◆ **Task goal**
Using "location" as the search string, find the matching lines below and copy them.

◆ **Records for the exercise**

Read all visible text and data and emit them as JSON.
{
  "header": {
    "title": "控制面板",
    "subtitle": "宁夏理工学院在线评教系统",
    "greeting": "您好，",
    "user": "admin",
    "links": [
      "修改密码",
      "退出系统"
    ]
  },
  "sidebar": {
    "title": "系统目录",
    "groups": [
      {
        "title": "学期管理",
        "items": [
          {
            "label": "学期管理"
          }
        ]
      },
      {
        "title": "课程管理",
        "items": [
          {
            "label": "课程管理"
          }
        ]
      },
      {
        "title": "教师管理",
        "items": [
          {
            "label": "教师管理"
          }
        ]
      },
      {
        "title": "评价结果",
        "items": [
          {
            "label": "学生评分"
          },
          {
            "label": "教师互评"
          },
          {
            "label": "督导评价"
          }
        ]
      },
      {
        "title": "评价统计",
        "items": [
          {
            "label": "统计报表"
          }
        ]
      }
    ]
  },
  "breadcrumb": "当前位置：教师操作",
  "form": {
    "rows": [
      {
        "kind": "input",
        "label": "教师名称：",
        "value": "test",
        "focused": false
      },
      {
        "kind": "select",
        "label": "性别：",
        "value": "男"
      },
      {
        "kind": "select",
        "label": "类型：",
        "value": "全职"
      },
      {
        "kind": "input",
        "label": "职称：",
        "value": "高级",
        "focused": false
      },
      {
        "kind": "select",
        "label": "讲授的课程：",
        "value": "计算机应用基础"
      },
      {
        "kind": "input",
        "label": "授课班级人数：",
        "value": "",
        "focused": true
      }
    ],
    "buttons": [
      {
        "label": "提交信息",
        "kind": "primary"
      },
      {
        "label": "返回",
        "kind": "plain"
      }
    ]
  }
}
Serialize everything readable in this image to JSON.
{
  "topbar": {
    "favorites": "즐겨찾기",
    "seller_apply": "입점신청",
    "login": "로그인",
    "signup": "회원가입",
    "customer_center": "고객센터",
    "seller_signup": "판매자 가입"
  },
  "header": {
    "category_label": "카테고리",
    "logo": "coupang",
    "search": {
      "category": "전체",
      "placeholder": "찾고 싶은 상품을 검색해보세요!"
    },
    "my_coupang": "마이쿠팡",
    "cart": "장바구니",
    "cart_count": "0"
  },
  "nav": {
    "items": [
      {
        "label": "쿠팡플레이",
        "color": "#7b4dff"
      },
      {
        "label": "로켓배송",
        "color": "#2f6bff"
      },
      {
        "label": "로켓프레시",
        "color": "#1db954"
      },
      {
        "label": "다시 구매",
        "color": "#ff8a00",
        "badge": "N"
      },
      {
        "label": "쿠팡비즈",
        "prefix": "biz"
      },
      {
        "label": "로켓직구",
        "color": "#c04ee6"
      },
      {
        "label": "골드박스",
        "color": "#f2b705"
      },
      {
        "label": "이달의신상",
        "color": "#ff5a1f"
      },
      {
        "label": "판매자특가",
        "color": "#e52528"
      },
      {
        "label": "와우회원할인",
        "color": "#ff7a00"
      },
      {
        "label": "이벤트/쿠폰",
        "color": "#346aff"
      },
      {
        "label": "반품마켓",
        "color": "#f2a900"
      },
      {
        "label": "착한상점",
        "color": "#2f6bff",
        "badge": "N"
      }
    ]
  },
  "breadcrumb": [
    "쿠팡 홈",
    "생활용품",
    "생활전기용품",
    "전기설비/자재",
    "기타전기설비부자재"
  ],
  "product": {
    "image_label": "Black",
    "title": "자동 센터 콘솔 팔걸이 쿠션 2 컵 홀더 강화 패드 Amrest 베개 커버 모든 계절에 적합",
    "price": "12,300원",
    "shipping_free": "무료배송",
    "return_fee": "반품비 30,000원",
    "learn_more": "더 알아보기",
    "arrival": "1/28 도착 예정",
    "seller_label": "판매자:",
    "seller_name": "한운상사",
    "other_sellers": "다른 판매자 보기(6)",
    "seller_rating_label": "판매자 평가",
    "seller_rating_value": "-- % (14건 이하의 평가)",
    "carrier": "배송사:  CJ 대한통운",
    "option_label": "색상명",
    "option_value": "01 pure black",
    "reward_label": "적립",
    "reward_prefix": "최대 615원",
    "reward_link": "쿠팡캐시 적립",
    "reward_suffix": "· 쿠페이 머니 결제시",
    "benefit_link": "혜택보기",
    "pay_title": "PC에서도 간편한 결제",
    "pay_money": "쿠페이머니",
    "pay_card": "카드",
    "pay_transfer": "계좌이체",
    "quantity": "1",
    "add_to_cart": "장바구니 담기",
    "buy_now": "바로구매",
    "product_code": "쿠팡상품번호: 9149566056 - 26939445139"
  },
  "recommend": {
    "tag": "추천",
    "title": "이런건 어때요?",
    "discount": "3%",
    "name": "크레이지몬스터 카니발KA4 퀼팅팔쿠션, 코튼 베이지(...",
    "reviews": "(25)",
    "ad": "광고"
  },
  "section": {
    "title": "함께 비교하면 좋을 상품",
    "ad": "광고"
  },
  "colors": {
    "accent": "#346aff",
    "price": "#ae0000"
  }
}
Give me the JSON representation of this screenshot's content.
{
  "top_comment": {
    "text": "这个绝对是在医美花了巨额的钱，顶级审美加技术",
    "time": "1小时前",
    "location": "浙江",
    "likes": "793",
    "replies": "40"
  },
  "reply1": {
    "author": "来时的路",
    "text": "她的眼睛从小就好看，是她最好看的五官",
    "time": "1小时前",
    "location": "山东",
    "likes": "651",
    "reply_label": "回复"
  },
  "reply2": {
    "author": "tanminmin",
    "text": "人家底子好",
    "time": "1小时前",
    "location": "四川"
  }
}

◆ **Expected answer**
    "location": "浙江",
    "location": "山东",
    "location": "四川"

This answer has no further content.